Edmond and Josh did a lot of experimenting with flavors, they still do and we got to do some experimenting of our own. We put on some lab coats and started thinking about what we wanted to make. We got to choose between pistachio, almond, cashew and pecan for our main ingredient. We also had a selection of fruits to choose from but I'm the only one that decided to do a no fruit blend. They also had a cabinet full of spices for us to use.  We had a little assistance with the nut to fruit to spice ratio and the rest was up to us. I made a pistachio Mexican blend with guajillo chile powder, cumin, ginger, salt, pepper, lemon, orange and a little buttermilk. I liked how it came out though I think lime would have worked better than the lemon and orange but that wasn't available. Some cayanne would have probably been good too for some more heat. They did the glazing and toasting for us and shipped everyone a sampling of all 5 creations.

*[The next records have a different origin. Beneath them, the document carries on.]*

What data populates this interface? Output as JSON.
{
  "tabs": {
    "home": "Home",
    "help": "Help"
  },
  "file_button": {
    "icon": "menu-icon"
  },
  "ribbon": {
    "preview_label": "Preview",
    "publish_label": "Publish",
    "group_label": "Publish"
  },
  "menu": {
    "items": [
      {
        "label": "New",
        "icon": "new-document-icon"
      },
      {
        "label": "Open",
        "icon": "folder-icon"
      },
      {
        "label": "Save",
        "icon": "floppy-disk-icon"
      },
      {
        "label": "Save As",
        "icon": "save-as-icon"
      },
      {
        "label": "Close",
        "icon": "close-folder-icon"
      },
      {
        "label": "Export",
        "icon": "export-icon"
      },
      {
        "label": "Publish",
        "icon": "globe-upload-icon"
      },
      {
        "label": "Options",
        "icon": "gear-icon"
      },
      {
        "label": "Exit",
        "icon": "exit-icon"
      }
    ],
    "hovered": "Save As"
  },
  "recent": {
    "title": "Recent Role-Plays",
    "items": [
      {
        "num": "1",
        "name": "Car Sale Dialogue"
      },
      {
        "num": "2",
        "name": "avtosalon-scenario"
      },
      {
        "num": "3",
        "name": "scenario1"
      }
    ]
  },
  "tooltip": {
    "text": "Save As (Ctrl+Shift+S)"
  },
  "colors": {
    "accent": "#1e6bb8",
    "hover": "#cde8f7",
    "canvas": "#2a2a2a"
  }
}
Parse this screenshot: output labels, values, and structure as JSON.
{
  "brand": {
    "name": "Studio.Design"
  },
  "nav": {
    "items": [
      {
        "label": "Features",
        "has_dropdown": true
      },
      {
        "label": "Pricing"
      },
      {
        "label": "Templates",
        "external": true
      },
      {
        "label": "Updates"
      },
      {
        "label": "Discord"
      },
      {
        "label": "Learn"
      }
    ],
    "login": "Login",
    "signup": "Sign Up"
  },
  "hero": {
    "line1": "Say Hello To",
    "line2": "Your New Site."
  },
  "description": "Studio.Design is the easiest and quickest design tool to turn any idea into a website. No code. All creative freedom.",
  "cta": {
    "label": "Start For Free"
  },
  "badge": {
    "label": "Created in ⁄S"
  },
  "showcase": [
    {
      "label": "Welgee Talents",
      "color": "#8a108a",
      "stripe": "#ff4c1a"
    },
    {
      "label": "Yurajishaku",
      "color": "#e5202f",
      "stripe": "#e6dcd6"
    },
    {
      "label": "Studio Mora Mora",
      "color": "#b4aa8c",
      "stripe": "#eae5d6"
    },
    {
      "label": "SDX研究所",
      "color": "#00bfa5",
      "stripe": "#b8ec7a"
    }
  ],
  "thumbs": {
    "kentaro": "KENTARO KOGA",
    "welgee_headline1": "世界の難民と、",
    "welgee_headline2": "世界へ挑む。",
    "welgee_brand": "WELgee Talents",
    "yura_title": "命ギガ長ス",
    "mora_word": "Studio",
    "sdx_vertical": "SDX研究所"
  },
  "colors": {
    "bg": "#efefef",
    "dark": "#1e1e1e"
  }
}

I had some fun and did a little taste test with Mark and made him choose his favorite. He had no idea which one was mine and I assured him I wouldn't feel bad if he didn't pick mine.  He had a hard time choosing between Jacqueline's Mango Salsa and A&J's Ricotta Blueberry Pancake but ultimately went with the mango salsa and we both agreed it was the best looking one of the bunch but my favorite was hands down the blueberry pancake.
Jess's Creation My Creation
Blogger Blends Jacqueline's Mango Salsa Blend


After the experimentation we went back to the conference room we had breakfast in and had lunch. We had a nice green salad with sliced chicken breast and a few choices of Sahale snacks to garnish. This time I chose the pomegranate pistachio and drizzled some creamy balsamic dressing over the top.  I learned that Sahale Snacks are great addition to any meal.
Sahale Style Lunch Sahale Salad

Factory Tour

After lunch we put on hair nets and went for a walk around the production floor. We got to see the almond roaster which is a really old machine but still works surprisingly well. It's in its own room and the aroma of roasted almonds filled the room. We also walked through the humongous pantry where they store all of their ingredients and inventory. One of the challenges for companies is deciding how large of a building to purchase. This isn't their first factory as they have had such success and had to expand. It looks like this building has plenty of room for growth so they should be able to stay in this location for a good while. The last stop was the packaging room where a machine does a pretty quick job of packaging the snacks. They were packaging Almonds with Cranberries, Honey + Sea Salt, one of my favorite blends.
Nut Roaster


Sahale Snacks takes the quality of their product very seriously. Every batch that comes out of the factory is taste tested for appearance, aroma, texture and taste and if they don't score high enough they they don't get sold to customers but are donated. We got to play inspector and judge the maple pecans and almonds with cranberries that were produced the day before. It was interesting to see how the different batches had slight differences in the 4 categories.
Sahale Quality Manager Quality Control

Where to Buy

I will warn you that if you try them, you will likely get addicted to them like I have and start putting them on everything. Use their store locator to see where you can purchase these incredibly tasty gourmet snacks near you or you can get them on Amazon. Below are links to a few of my favorites.

You can find more pictures from my tour at the Sahale Snack factory on my website. Jacqueline, the hedonista, also posted about the tour on Heed the Hedonist along with the recipe for Sing Buri Cashew Brittle from our dinner at Urbane.